Would you please give the entries again word for word, with no images in your copy?
Task material Block Start
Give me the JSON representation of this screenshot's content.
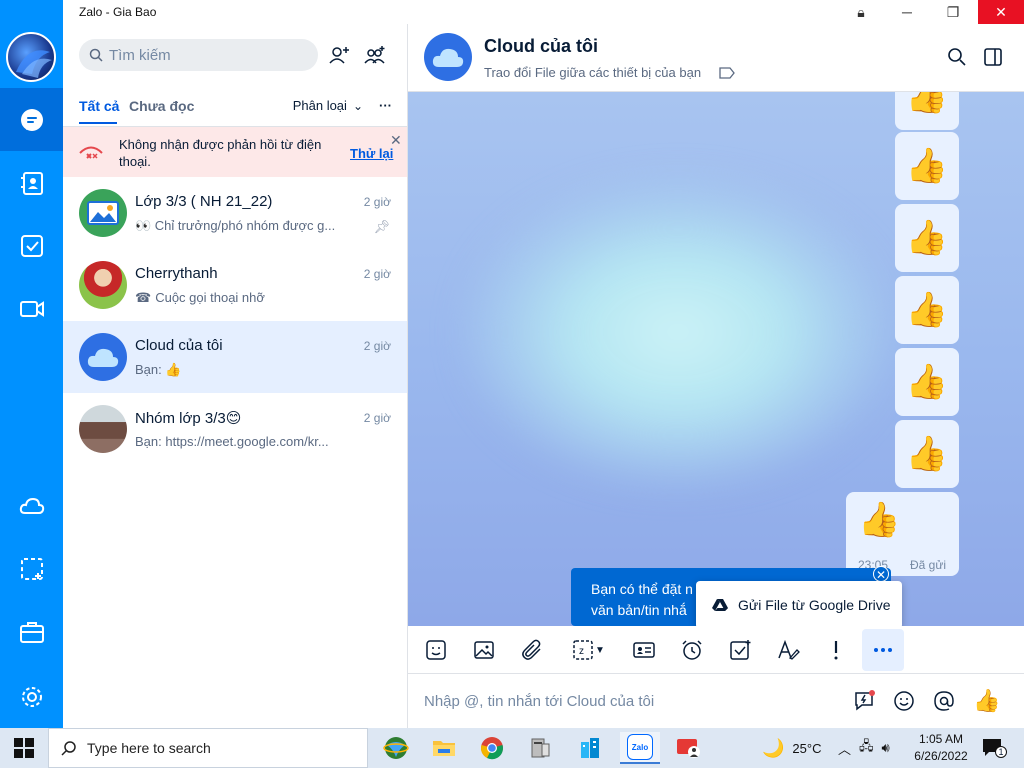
{
  "window": {
    "title": "Zalo - Gia Bao"
  },
  "sidebar": {
    "items": [
      {
        "name": "messages",
        "icon": "chat-bubble-icon"
      },
      {
        "name": "contacts",
        "icon": "contact-book-icon"
      },
      {
        "name": "todo",
        "icon": "checkbox-icon"
      },
      {
        "name": "video",
        "icon": "video-camera-icon"
      },
      {
        "name": "cloud",
        "icon": "cloud-icon"
      },
      {
        "name": "screenshot",
        "icon": "screen-capture-icon"
      },
      {
        "name": "toolbox",
        "icon": "briefcase-icon"
      },
      {
        "name": "settings",
        "icon": "gear-icon"
      }
    ]
  },
  "search": {
    "placeholder": "Tìm kiếm"
  },
  "tabs": {
    "all": "Tất cả",
    "unread": "Chưa đọc",
    "filter": "Phân loại"
  },
  "warning": {
    "text": "Không nhận được phản hồi từ điện thoại.",
    "retry": "Thử lại"
  },
  "conversations": [
    {
      "name": "Lớp 3/3 ( NH 21_22)",
      "preview": "👀 Chỉ trưởng/phó nhóm được g...",
      "time": "2 giờ",
      "pinned": true
    },
    {
      "name": "Cherrythanh",
      "preview": "Cuộc gọi thoại nhỡ",
      "time": "2 giờ"
    },
    {
      "name": "Cloud của tôi",
      "preview": "Bạn: 👍",
      "time": "2 giờ",
      "active": true
    },
    {
      "name": "Nhóm lớp 3/3😊",
      "preview": "Bạn: https://meet.google.com/kr...",
      "time": "2 giờ"
    }
  ],
  "chat": {
    "title": "Cloud của tôi",
    "subtitle": "Trao đổi File giữa các thiết bị của bạn",
    "last_message": {
      "emoji": "👍",
      "time": "23:05",
      "status": "Đã gửi"
    },
    "like_emoji": "👍",
    "tooltip": "Bạn có thể đặt nhắc hẹn cho văn bản/tin nhắn",
    "tooltip_line1": "Bạn có thể đặt n",
    "tooltip_line2": "văn bản/tin nhắ",
    "gdrive": "Gửi File từ Google Drive",
    "composer_placeholder": "Nhập @, tin nhắn tới Cloud của tôi"
  },
  "taskbar": {
    "search_placeholder": "Type here to search",
    "weather": "25°C",
    "time": "1:05 AM",
    "date": "6/26/2022",
    "notif_count": "1"
  },
  "colors": {
    "brand": "#0091ff",
    "active_rail": "#006edc",
    "accent": "#005ae0"
  }
}
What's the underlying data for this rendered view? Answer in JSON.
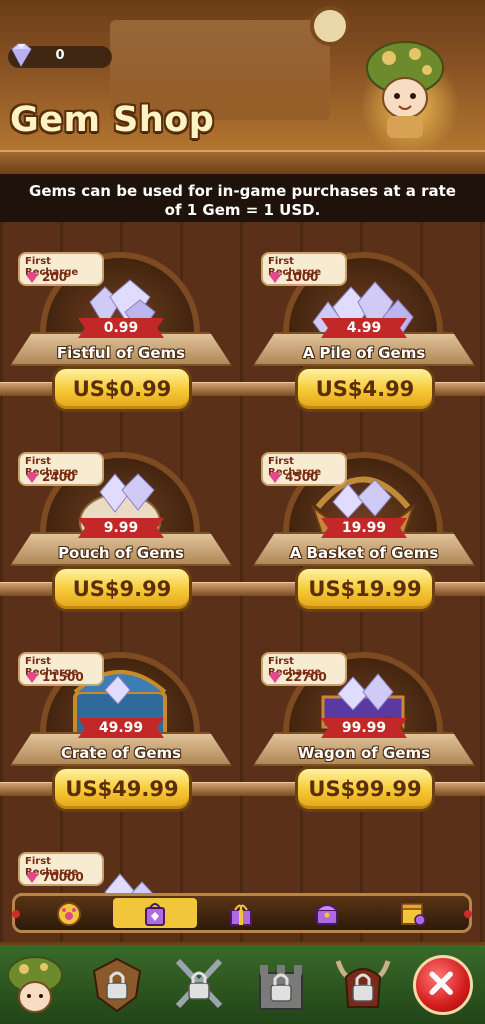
{
  "header": {
    "title": "Gem Shop",
    "gem_balance": "0"
  },
  "info_text": "Gems can be used for in-game purchases at a rate of 1 Gem = 1 USD.",
  "packs": [
    {
      "badge_label": "First Recharge",
      "bonus": "200",
      "ribbon": "0.99",
      "name": "Fistful of Gems",
      "price": "US$0.99"
    },
    {
      "badge_label": "First Recharge",
      "bonus": "1000",
      "ribbon": "4.99",
      "name": "A Pile of Gems",
      "price": "US$4.99"
    },
    {
      "badge_label": "First Recharge",
      "bonus": "2400",
      "ribbon": "9.99",
      "name": "Pouch of Gems",
      "price": "US$9.99"
    },
    {
      "badge_label": "First Recharge",
      "bonus": "4500",
      "ribbon": "19.99",
      "name": "A Basket of Gems",
      "price": "US$19.99"
    },
    {
      "badge_label": "First Recharge",
      "bonus": "11500",
      "ribbon": "49.99",
      "name": "Crate of Gems",
      "price": "US$49.99"
    },
    {
      "badge_label": "First Recharge",
      "bonus": "22700",
      "ribbon": "99.99",
      "name": "Wagon of Gems",
      "price": "US$99.99"
    },
    {
      "badge_label": "First Recharge",
      "bonus": "70000"
    }
  ],
  "category_tabs": [
    {
      "icon": "paw-badge-icon",
      "active": false
    },
    {
      "icon": "gem-bag-icon",
      "active": true
    },
    {
      "icon": "gift-box-icon",
      "active": false
    },
    {
      "icon": "chest-icon",
      "active": false
    },
    {
      "icon": "timed-shop-icon",
      "active": false
    }
  ],
  "bottom_nav": [
    {
      "icon": "mushroom-hero-icon"
    },
    {
      "icon": "locked-shield-icon"
    },
    {
      "icon": "locked-swords-icon"
    },
    {
      "icon": "locked-castle-icon"
    },
    {
      "icon": "locked-horned-helmet-icon"
    },
    {
      "icon": "close-icon"
    }
  ],
  "colors": {
    "button_gold": "#f6cb3a",
    "ribbon_red": "#c22828",
    "wood_dark": "#4a2812",
    "nav_green": "#3a6a2a"
  }
}
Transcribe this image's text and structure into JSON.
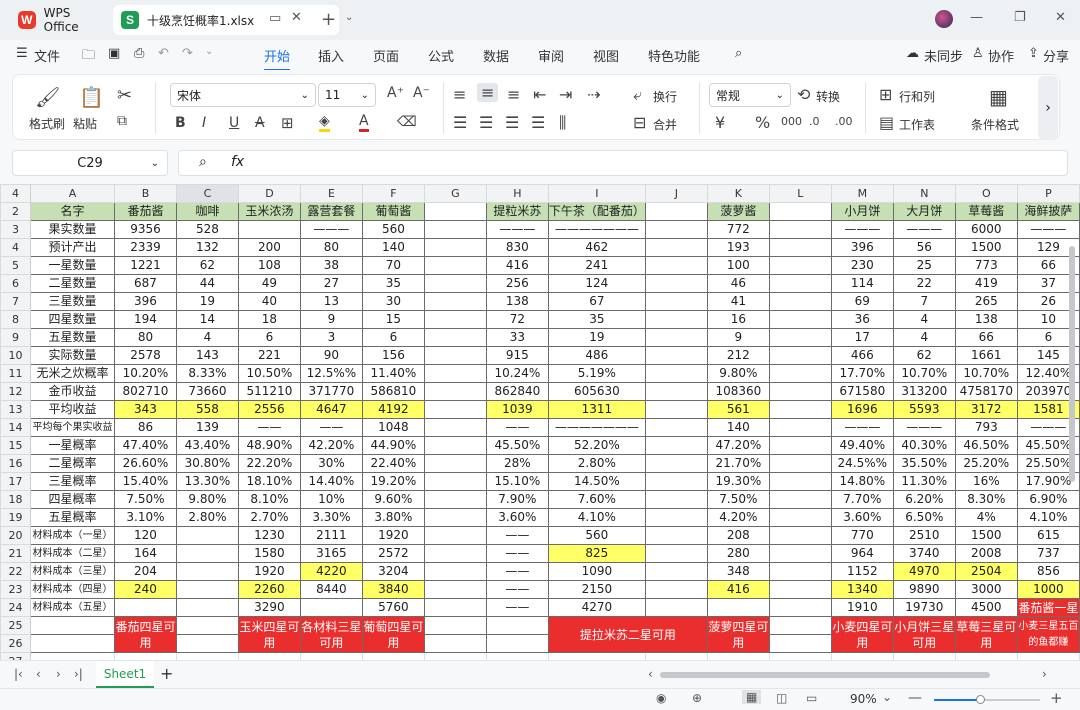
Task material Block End
# Finished exercise
Give me the JSON representation of this screenshot's content.
{
  "window": {
    "title": "Zalo - Gia Bao"
  },
  "sidebar": {
    "items": [
      {
        "name": "messages",
        "icon": "chat-bubble-icon"
      },
      {
        "name": "contacts",
        "icon": "contact-book-icon"
      },
      {
        "name": "todo",
        "icon": "checkbox-icon"
      },
      {
        "name": "video",
        "icon": "video-camera-icon"
      },
      {
        "name": "cloud",
        "icon": "cloud-icon"
      },
      {
        "name": "screenshot",
        "icon": "screen-capture-icon"
      },
      {
        "name": "toolbox",
        "icon": "briefcase-icon"
      },
      {
        "name": "settings",
        "icon": "gear-icon"
      }
    ]
  },
  "search": {
    "placeholder": "Tìm kiếm"
  },
  "tabs": {
    "all": "Tất cả",
    "unread": "Chưa đọc",
    "filter": "Phân loại"
  },
  "warning": {
    "text": "Không nhận được phản hồi từ điện thoại.",
    "retry": "Thử lại"
  },
  "conversations": [
    {
      "name": "Lớp 3/3 ( NH 21_22)",
      "preview": "👀 Chỉ trưởng/phó nhóm được g...",
      "time": "2 giờ",
      "pinned": true
    },
    {
      "name": "Cherrythanh",
      "preview": "Cuộc gọi thoại nhỡ",
      "time": "2 giờ"
    },
    {
      "name": "Cloud của tôi",
      "preview": "Bạn: 👍",
      "time": "2 giờ",
      "active": true
    },
    {
      "name": "Nhóm lớp 3/3😊",
      "preview": "Bạn: https://meet.google.com/kr...",
      "time": "2 giờ"
    }
  ],
  "chat": {
    "title": "Cloud của tôi",
    "subtitle": "Trao đổi File giữa các thiết bị của bạn",
    "last_message": {
      "emoji": "👍",
      "time": "23:05",
      "status": "Đã gửi"
    },
    "like_emoji": "👍",
    "tooltip": "Bạn có thể đặt nhắc hẹn cho văn bản/tin nhắn",
    "tooltip_line1": "Bạn có thể đặt n",
    "tooltip_line2": "văn bản/tin nhắ",
    "gdrive": "Gửi File từ Google Drive",
    "composer_placeholder": "Nhập @, tin nhắn tới Cloud của tôi"
  },
  "taskbar": {
    "search_placeholder": "Type here to search",
    "weather": "25°C",
    "time": "1:05 AM",
    "date": "6/26/2022",
    "notif_count": "1"
  },
  "colors": {
    "brand": "#0091ff",
    "active_rail": "#006edc",
    "accent": "#005ae0"
  }
}
What's the underlying data for this rendered view? Answer in JSON.
{
  "header": {
    "title": "Gem Shop",
    "gem_balance": "0"
  },
  "info_text": "Gems can be used for in-game purchases at a rate of 1 Gem = 1 USD.",
  "packs": [
    {
      "badge_label": "First Recharge",
      "bonus": "200",
      "ribbon": "0.99",
      "name": "Fistful of Gems",
      "price": "US$0.99"
    },
    {
      "badge_label": "First Recharge",
      "bonus": "1000",
      "ribbon": "4.99",
      "name": "A Pile of Gems",
      "price": "US$4.99"
    },
    {
      "badge_label": "First Recharge",
      "bonus": "2400",
      "ribbon": "9.99",
      "name": "Pouch of Gems",
      "price": "US$9.99"
    },
    {
      "badge_label": "First Recharge",
      "bonus": "4500",
      "ribbon": "19.99",
      "name": "A Basket of Gems",
      "price": "US$19.99"
    },
    {
      "badge_label": "First Recharge",
      "bonus": "11500",
      "ribbon": "49.99",
      "name": "Crate of Gems",
      "price": "US$49.99"
    },
    {
      "badge_label": "First Recharge",
      "bonus": "22700",
      "ribbon": "99.99",
      "name": "Wagon of Gems",
      "price": "US$99.99"
    },
    {
      "badge_label": "First Recharge",
      "bonus": "70000"
    }
  ],
  "category_tabs": [
    {
      "icon": "paw-badge-icon",
      "active": false
    },
    {
      "icon": "gem-bag-icon",
      "active": true
    },
    {
      "icon": "gift-box-icon",
      "active": false
    },
    {
      "icon": "chest-icon",
      "active": false
    },
    {
      "icon": "timed-shop-icon",
      "active": false
    }
  ],
  "bottom_nav": [
    {
      "icon": "mushroom-hero-icon"
    },
    {
      "icon": "locked-shield-icon"
    },
    {
      "icon": "locked-swords-icon"
    },
    {
      "icon": "locked-castle-icon"
    },
    {
      "icon": "locked-horned-helmet-icon"
    },
    {
      "icon": "close-icon"
    }
  ],
  "colors": {
    "button_gold": "#f6cb3a",
    "ribbon_red": "#c22828",
    "wood_dark": "#4a2812",
    "nav_green": "#3a6a2a"
  }
}
Transcribe this image's text and structure into JSON.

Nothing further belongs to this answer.